Holiday Inn, named for the 1942 Bing Crosby movie of the same name, makes a commitment on advertising's biggest stage in this 1986 ad featuring the company's then-president Ken Hamlet.
It was created by Bozell, Jacobs, Kenyon & Eckhardt in New York, which had handled the account since 1983 via predecessor Kenyon & Eckhardt.
Memphis-based parent Holiday Corp. later in 1986 disclosed that Donald Trump had accumulated somewhere between 2% and 5% of its stock. It soon restructured in a bid to fend off any potential takeover, handing $65 per share to stockholders and 10% of its shares to executives by borrowing at least $2.6 billion. Trump's response would sound familiar in tone to voters who followed Trump's pugilistic 2016 campaign for president:
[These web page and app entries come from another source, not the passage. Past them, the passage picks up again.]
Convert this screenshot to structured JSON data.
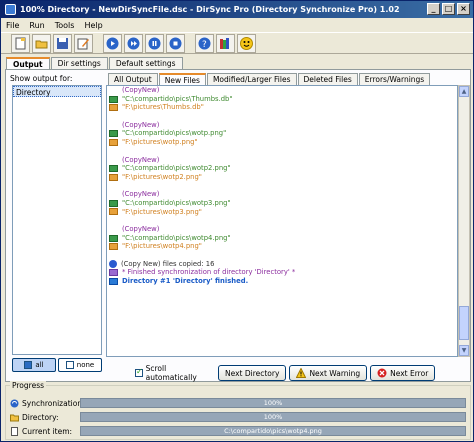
{
  "window": {
    "title": "100% Directory - NewDirSyncFile.dsc - DirSync Pro (Directory Synchronize Pro) 1.02",
    "controls": [
      "_",
      "□",
      "×"
    ]
  },
  "menu": [
    "File",
    "Run",
    "Tools",
    "Help"
  ],
  "toolbar": {
    "icons": [
      "new-file-icon",
      "open-folder-icon",
      "save-icon",
      "edit-icon",
      "play-analyze-icon",
      "play-sync-icon",
      "pause-icon",
      "stop-icon",
      "help-icon",
      "books-icon",
      "smiley-icon"
    ]
  },
  "main_tabs": [
    {
      "label": "Output",
      "active": true
    },
    {
      "label": "Dir settings",
      "active": false
    },
    {
      "label": "Default settings",
      "active": false
    }
  ],
  "output": {
    "show_label": "Show output for:",
    "list": [
      {
        "label": "Directory",
        "selected": true
      }
    ],
    "all_label": "all",
    "none_label": "none"
  },
  "sub_tabs": [
    {
      "label": "All Output",
      "active": false
    },
    {
      "label": "New Files",
      "active": true
    },
    {
      "label": "Modified/Larger Files",
      "active": false
    },
    {
      "label": "Deleted Files",
      "active": false
    },
    {
      "label": "Errors/Warnings",
      "active": false
    }
  ],
  "log": [
    {
      "icon": "",
      "text": "(CopyNew)",
      "cls": "purple"
    },
    {
      "icon": "green",
      "text": "\"C:\\compartido\\pics\\Thumbs.db\"",
      "cls": "green"
    },
    {
      "icon": "orange",
      "text": "\"F:\\pictures\\Thumbs.db\"",
      "cls": "orange"
    },
    {
      "icon": "",
      "text": "",
      "cls": ""
    },
    {
      "icon": "",
      "text": "(CopyNew)",
      "cls": "purple"
    },
    {
      "icon": "green",
      "text": "\"C:\\compartido\\pics\\wotp.png\"",
      "cls": "green"
    },
    {
      "icon": "orange",
      "text": "\"F:\\pictures\\wotp.png\"",
      "cls": "orange"
    },
    {
      "icon": "",
      "text": "",
      "cls": ""
    },
    {
      "icon": "",
      "text": "(CopyNew)",
      "cls": "purple"
    },
    {
      "icon": "green",
      "text": "\"C:\\compartido\\pics\\wotp2.png\"",
      "cls": "green"
    },
    {
      "icon": "orange",
      "text": "\"F:\\pictures\\wotp2.png\"",
      "cls": "orange"
    },
    {
      "icon": "",
      "text": "",
      "cls": ""
    },
    {
      "icon": "",
      "text": "(CopyNew)",
      "cls": "purple"
    },
    {
      "icon": "green",
      "text": "\"C:\\compartido\\pics\\wotp3.png\"",
      "cls": "green"
    },
    {
      "icon": "orange",
      "text": "\"F:\\pictures\\wotp3.png\"",
      "cls": "orange"
    },
    {
      "icon": "",
      "text": "",
      "cls": ""
    },
    {
      "icon": "",
      "text": "(CopyNew)",
      "cls": "purple"
    },
    {
      "icon": "green",
      "text": "\"C:\\compartido\\pics\\wotp4.png\"",
      "cls": "green"
    },
    {
      "icon": "orange",
      "text": "\"F:\\pictures\\wotp4.png\"",
      "cls": "orange"
    },
    {
      "icon": "",
      "text": "",
      "cls": ""
    },
    {
      "icon": "info",
      "text": "(Copy New) files copied: 16",
      "cls": "dark"
    },
    {
      "icon": "purple",
      "text": "* Finished synchronization of directory 'Directory' *",
      "cls": "purple"
    },
    {
      "icon": "flag",
      "text": "Directory #1 'Directory' finished.",
      "cls": "blue-bold"
    }
  ],
  "controls": {
    "auto_scroll_label": "Scroll automatically",
    "next_directory": "Next Directory",
    "next_warning": "Next Warning",
    "next_error": "Next Error"
  },
  "progress": {
    "title": "Progress",
    "rows": [
      {
        "label": "Synchronization:",
        "text": "100%",
        "fraction": 1.0
      },
      {
        "label": "Directory:",
        "text": "100%",
        "fraction": 1.0
      },
      {
        "label": "Current item:",
        "text": "C:\\compartido\\pics\\wotp4.png",
        "fraction": 1.0
      }
    ]
  }
}
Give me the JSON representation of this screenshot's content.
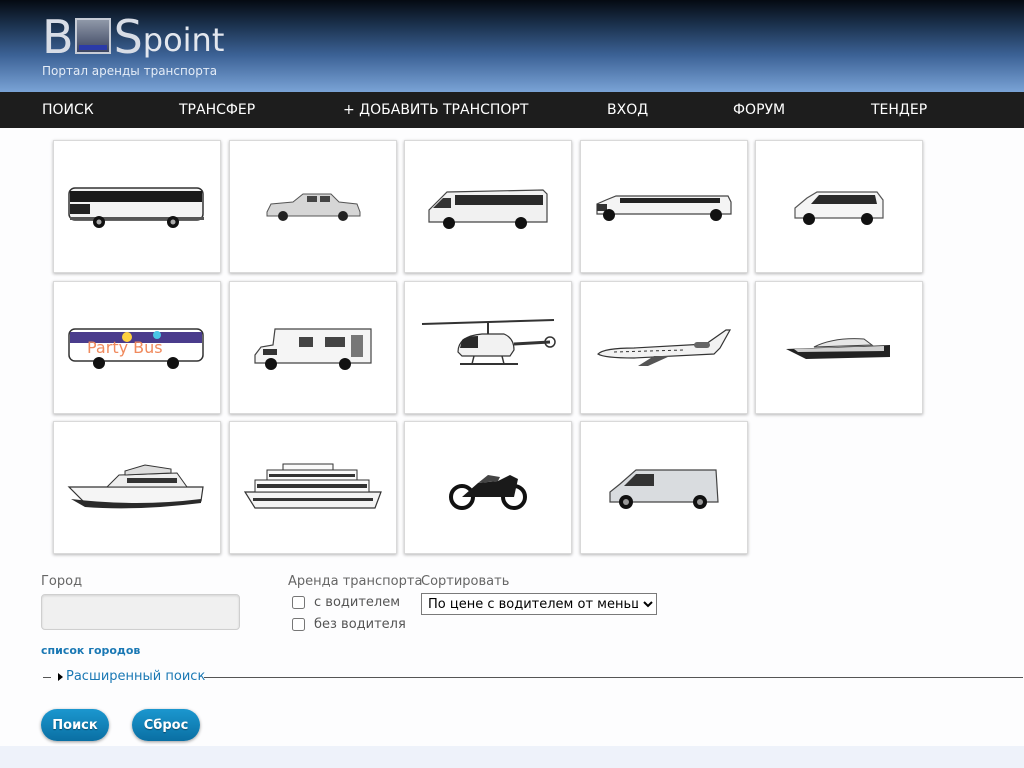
{
  "brand": {
    "logo_b": "B",
    "logo_s": "S",
    "logo_point": "point",
    "tagline": "Портал аренды транспорта"
  },
  "nav": {
    "items": [
      {
        "label": "ПОИСК"
      },
      {
        "label": "ТРАНСФЕР"
      },
      {
        "label": "+ ДОБАВИТЬ ТРАНСПОРТ"
      },
      {
        "label": "ВХОД"
      },
      {
        "label": "ФОРУМ"
      },
      {
        "label": "ТЕНДЕР"
      }
    ]
  },
  "vehicles": [
    {
      "icon": "coach-bus-icon"
    },
    {
      "icon": "retro-limousine-icon"
    },
    {
      "icon": "minibus-icon"
    },
    {
      "icon": "stretch-limousine-icon"
    },
    {
      "icon": "minivan-icon"
    },
    {
      "icon": "party-bus-icon"
    },
    {
      "icon": "motorhome-icon"
    },
    {
      "icon": "helicopter-icon"
    },
    {
      "icon": "business-jet-icon"
    },
    {
      "icon": "speedboat-icon"
    },
    {
      "icon": "motor-yacht-icon"
    },
    {
      "icon": "river-ship-icon"
    },
    {
      "icon": "motorcycle-icon"
    },
    {
      "icon": "cargo-van-icon"
    }
  ],
  "party_bus_text": "Party Bus",
  "filters": {
    "city_label": "Город",
    "city_value": "",
    "city_list_link": "список городов",
    "rent_label": "Аренда транспорта",
    "with_driver": "с водителем",
    "without_driver": "без водителя",
    "sort_label": "Сортировать",
    "sort_selected": "По цене с водителем от меньшей",
    "advanced_search": "Расширенный поиск"
  },
  "buttons": {
    "search": "Поиск",
    "reset": "Сброс"
  },
  "colors": {
    "nav_bg": "#1d1d1d",
    "button": "#1489c0",
    "link": "#1a78b4"
  }
}
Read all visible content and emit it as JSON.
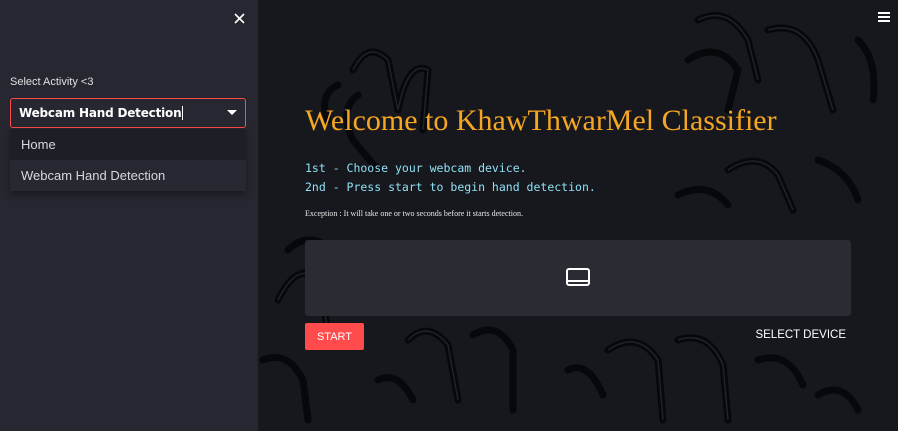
{
  "sidebar": {
    "close_icon": "close-icon",
    "select_label": "Select Activity <3",
    "selected_value": "Webcam Hand Detection",
    "options": [
      {
        "label": "Home"
      },
      {
        "label": "Webcam Hand Detection"
      }
    ]
  },
  "main": {
    "menu_icon": "hamburger-menu-icon",
    "title": "Welcome to KhawThwarMel Classifier",
    "step1": "1st - Choose your webcam device.",
    "step2": "2nd - Press start to begin hand detection.",
    "note": "Exception : It will take one or two seconds before it starts detection.",
    "video_icon": "monitor-icon",
    "start_label": "START",
    "select_device_label": "SELECT DEVICE"
  },
  "colors": {
    "accent": "#ff4b4b",
    "title": "#f5a623",
    "steps": "#8fe0f5",
    "sidebar_bg": "#262730",
    "main_bg": "#16181d"
  }
}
''It is ridiculous and extremely unfair,'' he said, ''that a group of executives who are mediocre at best and incompetent at worst are allowed to get 10 percent of a once great and well-managed company just because they happen to be sitting in a position of control.''
Holiday Inn soldiered on without Trump's help, returning to the Super Bowl in 1997 (with "Bob Johnson," publicizing $1 billion in upgrades) and 1998 (with the droll and charming "Jury Room"). Bass, owner of the Bass beer brand, acquired Holiday Corp. in 1988. It later became the first hotel chain to accept bookings directly through its website. In the late 2000s, its parent by then, Intercontinental Hotels Group, instituted another another extensive upgrade to thousands of Holiday Inn and Holiday Inn Express hotels.
BRAND: Holiday Inn
AGENCY: Bozell, Jacobs, Kenyon & Eckhardt